“You have it currently low for young people, and high for older and less healthy people,” Deputy Executive Insurance Commissioner Randy Rohrbaugh said, using a metaphorical seesaw analogy, “That seesaw changes.  Actually there will be winners and losers, and I think there’s going to be sticker shock on the side of the young, healthy people.” 

Sticker shock to the tune of 60% or more, Rohrbaugh estimates.

The theory, he says, is that any disruptions in health insurance rates will be short-lived.  However, he cautions that it could be a longer stabilization process should those young people opt-out of the health insurance system, and choose to take the penalty instead, under the Affordable Care Act. 

“It may take two or three years before that all will level through.”

Governance Discussion to Include All State-Relateds

Former Auditor General Jack Wagner’s special report on Penn State’s governance will be the subject of a state Senate committee hearing later this month.  “It will be a look at whether there should be changes, and then whether the legislature should have a role in that,” says State Government Committee Chairman Lloyd Smucker (R-Lancaster), who adds that the talks will eventually be broadened to include the other three state related universities as well. 

Smucker, who is also a member of the Appropriations Committee, got the ball rolling with a few questions for the universities’ leaders this week. 

Penn State President Rodney Erickson says their committee on governance & long-range planning will offer some suggested changes to the Board of Trustees later this month.  “Much has already changed with the structure and operations of the board, and there’s surely more to come.” 

None of the leaders of PSU, Lincoln and the University of Pittsburgh expressed concern over one possible reform, which would remove the president’s voting powers on their respective boards.  Temple’s president did not offer an opinion because he’s only been on the job two months, and hasn’t even attended his first trustees’ meeting. 

University of Pittsburgh Chancellor Mark Nordenberg did weigh in on another big recommendation in Jack Wagner’s Penn State report – reducing the size of the board.  “I don’t know how a small board could exercise proper oversight over an institution the size of Penn State or Pitt or Temple, unless they were going to be full-time board members,” says Nordenberg, noting that smaller is not always better. 

Penn State’s Board of Trustees has 32-members.  Pitt’s board has 36-voting members; Temple’s has 36-voting members; and Lincoln’s has 39.  For reference, Ohio State’s board has 19-members (2-non-voting).  The University of Michigan has 9-board members (1-non-voting).

RadioPA Roundtable

Radio PA Roundtable 03.01.13

On this week’s Radio PA Roundtable, Brad Christman and Matt Paul bring you more from the state legislative budget hearings, which included questioning on pensions and liquor privatization this week.

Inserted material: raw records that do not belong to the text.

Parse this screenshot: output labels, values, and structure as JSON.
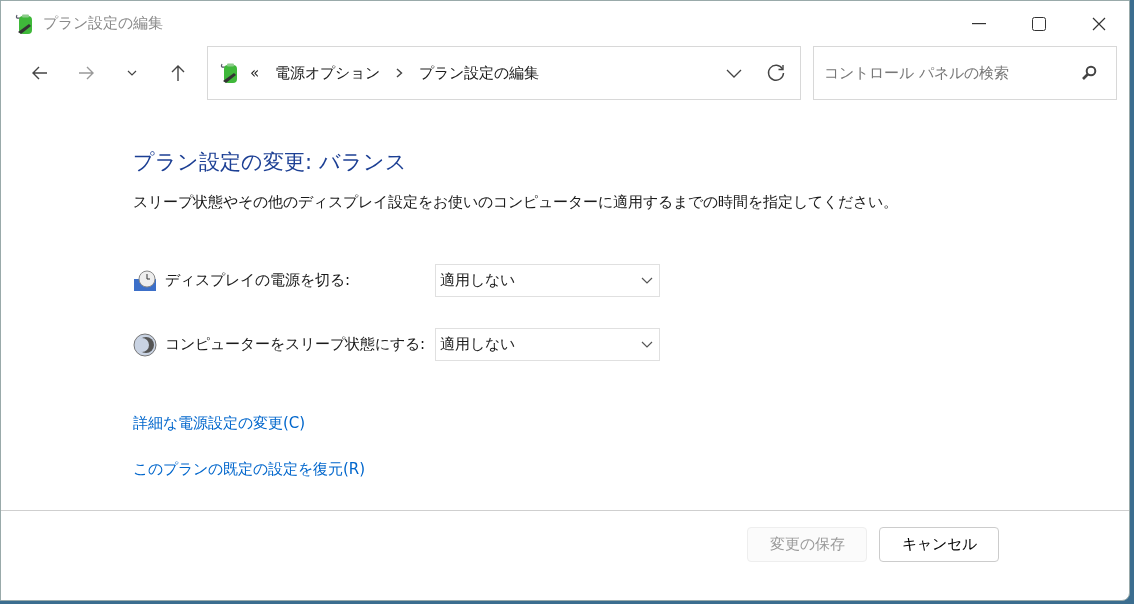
{
  "window": {
    "title": "プラン設定の編集"
  },
  "nav": [
    {
      "kind": "back",
      "disabled": false
    },
    {
      "kind": "forward",
      "disabled": true
    },
    {
      "kind": "recent",
      "disabled": false
    },
    {
      "kind": "up",
      "disabled": false
    }
  ],
  "address": {
    "overflow": "«",
    "crumbs": [
      "電源オプション",
      "プラン設定の編集"
    ]
  },
  "search": {
    "placeholder": "コントロール パネルの検索"
  },
  "heading": "プラン設定の変更: バランス",
  "description": "スリープ状態やその他のディスプレイ設定をお使いのコンピューターに適用するまでの時間を指定してください。",
  "settings": [
    {
      "kind": "display",
      "label": "ディスプレイの電源を切る:",
      "value": "適用しない"
    },
    {
      "kind": "sleep",
      "label": "コンピューターをスリープ状態にする:",
      "value": "適用しない"
    }
  ],
  "links": [
    "詳細な電源設定の変更(C)",
    "このプランの既定の設定を復元(R)"
  ],
  "buttons": [
    {
      "label": "変更の保存",
      "disabled": true
    },
    {
      "label": "キャンセル",
      "disabled": false
    }
  ]
}
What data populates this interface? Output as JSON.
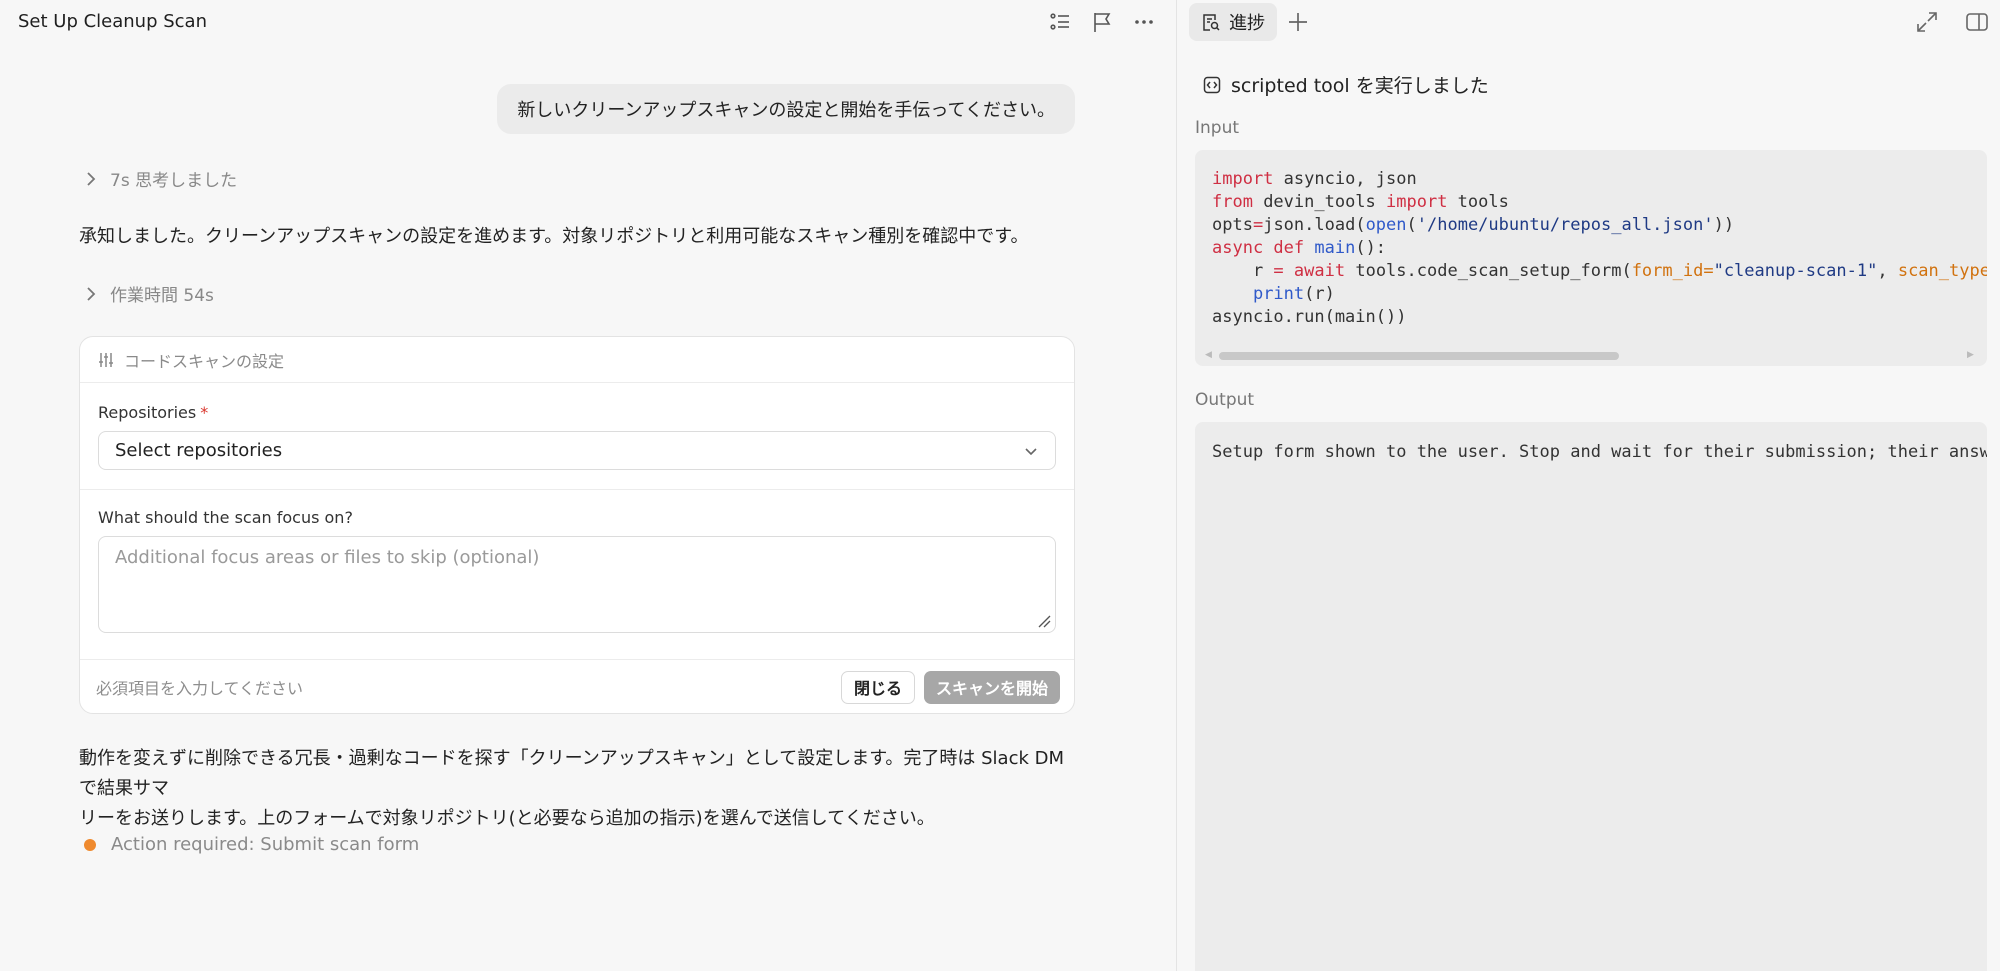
{
  "left": {
    "title": "Set Up Cleanup Scan",
    "user_message": "新しいクリーンアップスキャンの設定と開始を手伝ってください。",
    "thought_label": "7s 思考しました",
    "ack_text": "承知しました。クリーンアップスキャンの設定を進めます。対象リポジトリと利用可能なスキャン種別を確認中です。",
    "work_label": "作業時間 54s",
    "form": {
      "header": "コードスキャンの設定",
      "repos_label": "Repositories",
      "repos_required": "*",
      "repos_value": "Select repositories",
      "focus_label": "What should the scan focus on?",
      "focus_placeholder": "Additional focus areas or files to skip (optional)",
      "footer_hint": "必須項目を入力してください",
      "close_button": "閉じる",
      "start_button": "スキャンを開始"
    },
    "summary_line1": "動作を変えずに削除できる冗長・過剰なコードを探す「クリーンアップスキャン」として設定します。完了時は Slack DM で結果サマ",
    "summary_line2": "リーをお送りします。上のフォームで対象リポジトリ(と必要なら追加の指示)を選んで送信してください。",
    "action_status": "Action required: Submit scan form"
  },
  "right": {
    "tab_label": "進捗",
    "tool_title": "scripted tool を実行しました",
    "input_label": "Input",
    "output_label": "Output",
    "code": {
      "l1_kw": "import",
      "l1_rest": " asyncio, json",
      "l2_kw1": "from",
      "l2_mid": " devin_tools ",
      "l2_kw2": "import",
      "l2_rest": " tools",
      "l3_a": "opts",
      "l3_eq": "=",
      "l3_b": "json.load(",
      "l3_fn": "open",
      "l3_c": "(",
      "l3_str": "'/home/ubuntu/repos_all.json'",
      "l3_d": "))",
      "l4_kw": "async def",
      "l4_sp": " ",
      "l4_fn": "main",
      "l4_rest": "():",
      "l5_indent": "    r ",
      "l5_eq": "=",
      "l5_sp": " ",
      "l5_kw": "await",
      "l5_mid": " tools.code_scan_setup_form(",
      "l5_p1": "form_id=",
      "l5_s1": "\"cleanup-scan-1\"",
      "l5_comma": ", ",
      "l5_p2": "scan_type",
      "l6_indent": "    ",
      "l6_fn": "print",
      "l6_rest": "(r)",
      "l7": "asyncio.run(main())"
    },
    "output_text": "Setup form shown to the user. Stop and wait for their submission; their answ"
  }
}
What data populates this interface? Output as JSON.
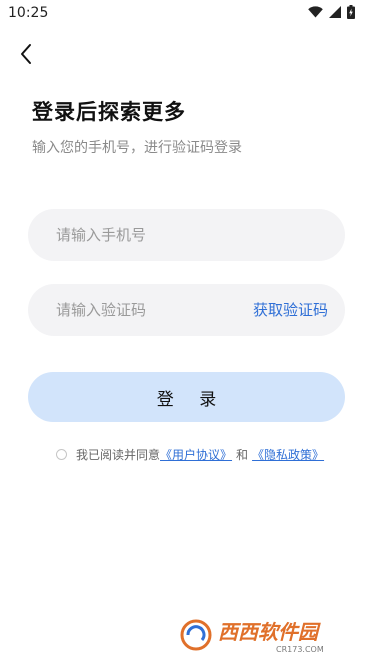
{
  "status_bar": {
    "time": "10:25",
    "icons": [
      "wifi-icon",
      "cellular-signal-icon",
      "battery-icon"
    ]
  },
  "header": {
    "back_icon": "chevron-left-icon"
  },
  "main": {
    "title": "登录后探索更多",
    "subtitle": "输入您的手机号，进行验证码登录",
    "phone_input": {
      "placeholder": "请输入手机号",
      "value": ""
    },
    "code_input": {
      "placeholder": "请输入验证码",
      "value": ""
    },
    "get_code_label": "获取验证码",
    "login_label": "登 录"
  },
  "agreement": {
    "prefix": "我已阅读并同意",
    "user_agreement": "《用户协议》",
    "and": "和",
    "privacy_policy": "《隐私政策》"
  },
  "watermark": {
    "text": "西西软件园",
    "domain": "CR173.COM"
  },
  "colors": {
    "accent": "#2f6fd6",
    "input_bg": "#f3f3f5",
    "button_bg": "#d2e4fb",
    "watermark_brand": "#e0702a"
  }
}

Also, Radio PA’s Cathy Clark provides an update on the health of the Susquehanna River.

Radio PA Roundtable is a 30-minute program featuring in-depth reporting on the top news stories of the week.

Click the audio player below to hear the full broadcast: